- Brown, R. A., Abrantes, A. M., Read, J. P., Marcus, B. H., Jakicic, J., Strong, D. R., Oakley, J. R., Ramsey, S. E., Kahler, C. W., Stuart, G. G., Dubreuil, M. E., & Gordon, A. A. (2009). Aerobic exercise for alcohol recovery: Rationale, program description, and preliminary findings. Behavior Modification, 33(2), 220–249. https://doi.org/10.1177/0145445508329112
- Locklear, C. T., Golabi, P., Gerber, L., & Younossi, Z. M. (2018). Exercise as an intervention for patients with end-stage liver disease. Medicine, 97(42), e12774. https://doi.org/10.1097/md.0000000000012774
- Manthough, E., Geogakouli, K., Fatouros, I. G., Gianoulakis, C., Theodorakis, Y., & Jamurtas, A. Z. (2016). Role of exercise in the treatment of alcohol use disorders. Biomedical Reports, 4(5), 535–545. https://doi.org/10.3892/br.2016.626
- Mirijello, A., D’Angelo, C., Ferrulli, A., Vassallo, G., Antonelli, M., Caputo, F., Leggio, L., Gasbarrini, A., & Addolorato, G. (2015). Identification and management of alcohol withdrawal syndrome. Drugs, 75(4), 353–365. https://doi.org/10.1007/s40265-015-0358-1
- Osna, N., & Kharbanda, K. (2016). Multi-organ alcohol-related damage: Mechanisms and treatment. Biomolecules, 6(2), 20. https://doi.org/10.3390/biom6020020
- Pollentier, B., Irons, S. L., Benedetto, C. M., DiBenedetto, A.-M., Loton, D., Seyler, R. D., Tych, M., & Newton, R. A. (2010). Examination of the six minute walk test to determine functional capacity in people with chronic heart failure: A systematic review.
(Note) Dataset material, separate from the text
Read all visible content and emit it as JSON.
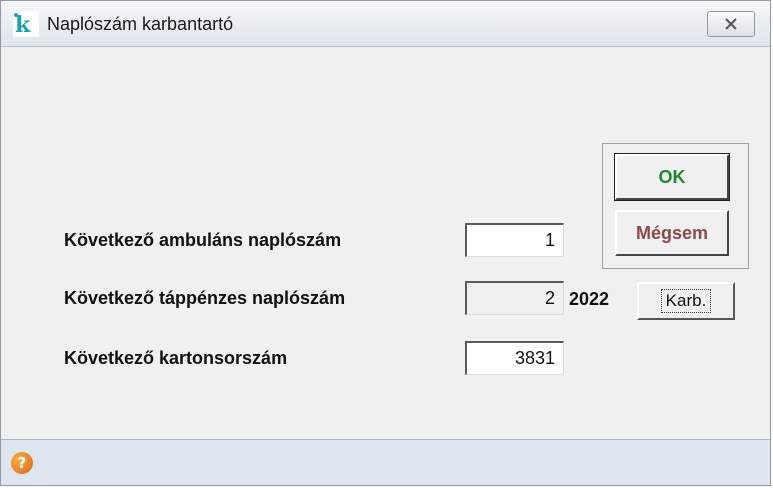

Cardiopulmonary Physical Therapy Journal, 21(1), 13–21. https://www.ncbi.nlm.nih.gov/pmc/articles/PMC2845244/
- Rogge, A.-K., Röder, B., Zech, A., Nagel, V., Hollander, K., Braumann, K.-M., & Hötting, K. (2018). Balance training improves memory and spatial cognition in healthy adults. Scientific Reports, 8(1). https://doi.org/10.1038/s41598-018-35957-5
- Sanders, M. E. (2014). Personal balance training in focus, part II. ACSMʼs Health & Fitness Journal, 18(6), 30–35. https://doi.org/10.1249/fit.0000000000000076
- Simon, L., Jolley, S. E., & Molina, P. E. (2017). Alcoholic myopathy: Pathophysiologic mechanisms and clinical implications. Alcohol Research : Current Reviews, 38(2), 207–217. https://www.ncbi.nlm.nih.gov/pmc/articles/PMC5513686/